After just one year, retention initiatives implemented at the Judd Leighton School of Business and Economics are making a significant difference. The Leighton School first-to-second year retention in fall 2015 was 69.3%, the highest on campus. It increased from 63.9% in fall 2014.
With a goal to increase freshmen retention, IU South Bend Judd Leighton School of Business and Economics administrators and faculty implemented several new strategies aimed at helping first-year students succeed. Associate Dean of Undergraduate Programs and Professor of Accounting Beth Kern explained, “We wanted to put a structure in place for our freshmen that would help them be successful in their first year of college and transition to a more demanding collegiate academic environment.”
To build rapport between faculty and first-year students, freshmen cohorts were formed. Cohorts share three introductory business classes that are linked together and provide an open block of time where students can seek extra help and build connections with professors, peer mentors, and fellow students. The classes are taught by faculty who have a special interest in engaging first-year students. In addition, each cohort also assigned a peer mentor, who is there to help them assimilate to the academic demands of college.
The earlier faculty and staff can identify problems, the better the chance that students will be successful. “We see the same students and get to know them,” explained Dr. Kern. “In turn, we can engage with them and help them deal quickly with any issues that may arise.
In addition to strong faculty engagement, cohorts also have a block of open time each week scheduled with their peer mentor. They provide tutoring and advice, as well as create opportunities for student engagement outside the classroom.

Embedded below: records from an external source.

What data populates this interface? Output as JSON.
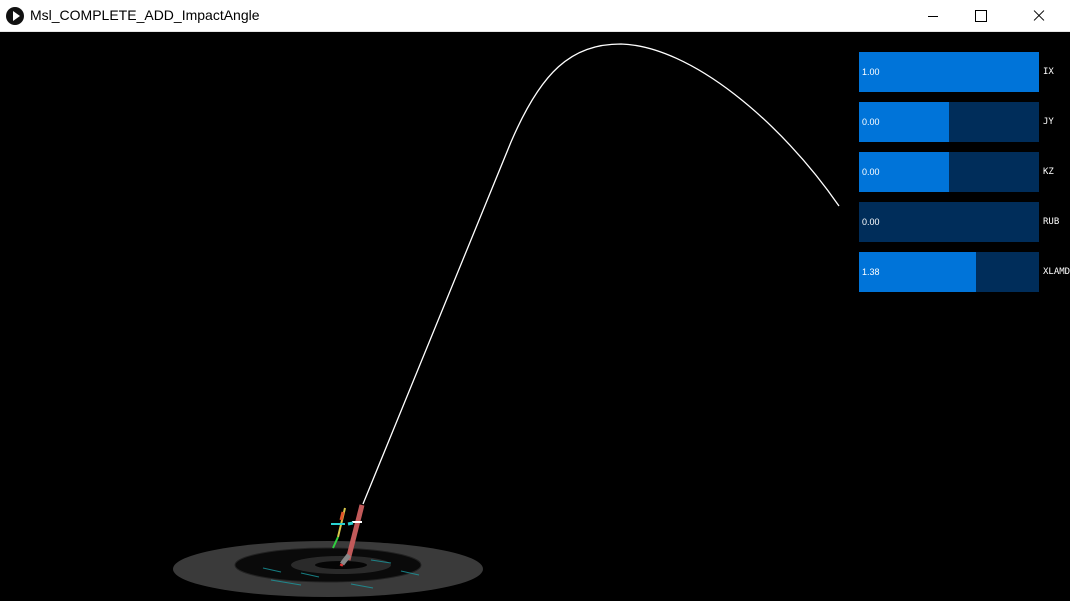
{
  "window": {
    "title": "Msl_COMPLETE_ADD_ImpactAngle"
  },
  "sliders": [
    {
      "label": "IX",
      "value_text": "1.00",
      "fill_fraction": 1.0
    },
    {
      "label": "JY",
      "value_text": "0.00",
      "fill_fraction": 0.5
    },
    {
      "label": "KZ",
      "value_text": "0.00",
      "fill_fraction": 0.5
    },
    {
      "label": "RUB",
      "value_text": "0.00",
      "fill_fraction": 0.0
    },
    {
      "label": "XLAMDA",
      "value_text": "1.38",
      "fill_fraction": 0.65
    }
  ],
  "colors": {
    "slider_fill": "#0074d9",
    "slider_bg": "#002d5a",
    "trajectory": "#ffffff"
  }
}
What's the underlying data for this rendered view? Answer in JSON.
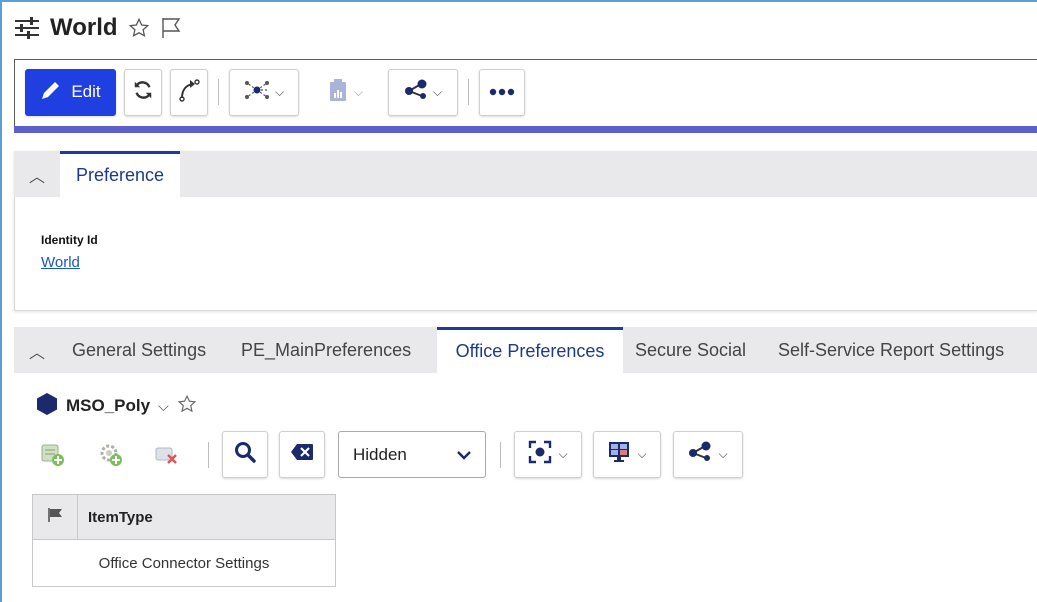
{
  "header": {
    "title": "World",
    "icons": [
      "sliders-icon",
      "star-outline-icon",
      "flag-outline-icon"
    ]
  },
  "toolbar": {
    "edit_label": "Edit",
    "buttons": [
      "edit-button",
      "refresh-button",
      "workflow-button",
      "network-dropdown",
      "report-dropdown",
      "share-dropdown",
      "more-button"
    ]
  },
  "preference_panel": {
    "tab_label": "Preference",
    "field_label": "Identity Id",
    "field_value": "World"
  },
  "settings_panel": {
    "tabs": [
      {
        "label": "General Settings"
      },
      {
        "label": "PE_MainPreferences"
      },
      {
        "label": "Office Preferences"
      },
      {
        "label": "Secure Social"
      },
      {
        "label": "Self-Service Report Settings"
      }
    ],
    "active_tab": "Office Preferences",
    "module_name": "MSO_Poly",
    "filter_select": {
      "value": "Hidden"
    },
    "grid": {
      "columns": [
        "ItemType"
      ],
      "rows": [
        [
          "Office Connector Settings"
        ]
      ]
    }
  },
  "colors": {
    "accent_blue": "#1f3fe0",
    "toolbar_accent": "#5b61c8",
    "tab_text": "#1d3a8a",
    "link": "#1a56c4"
  }
}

Stephen Salisbury, a Leighton School peer mentor and sociology and economics major, designed a service project at the Center for Homeless with his cohort. The students set up a convenience store in the Center, so residents could purchase sundries and food items at the shelter for a reasonable price. “Before we helped the Center set up a convenience store, residents had to go outside the Center and purchase these items and often at a much higher cost,” said Salisbury.
Drawing on his many years of experience in the restaurant industry, Salisbury was able to mentor the students as they developed a small business from the ground up. “After we determined the best way to implement the project,” said Salisbury, “students researched vendors, pricing, and quantities. It was a very practical application of what they were learning in class.”
As the president of the Economic Forum, Salisbury also encouraged his cohort to attend a field trip to the Chicago Board of Trade. “They loved the trip,” he commented. “Many of them had never been to Chicago, so it was definitely an eye-opening experience.”
Research shows that the more actively engaged students are with college faculty and staff, other students and the subject matter they study, the more likely they are to learn and persist toward achieving their academic goals. “Creating a structure and providing experiences that helps our first-year students succeed is the key to retention,” said Dr. Kern. “If they are successful their first year, they are much more likely to return and ultimately achieve their academic goals.”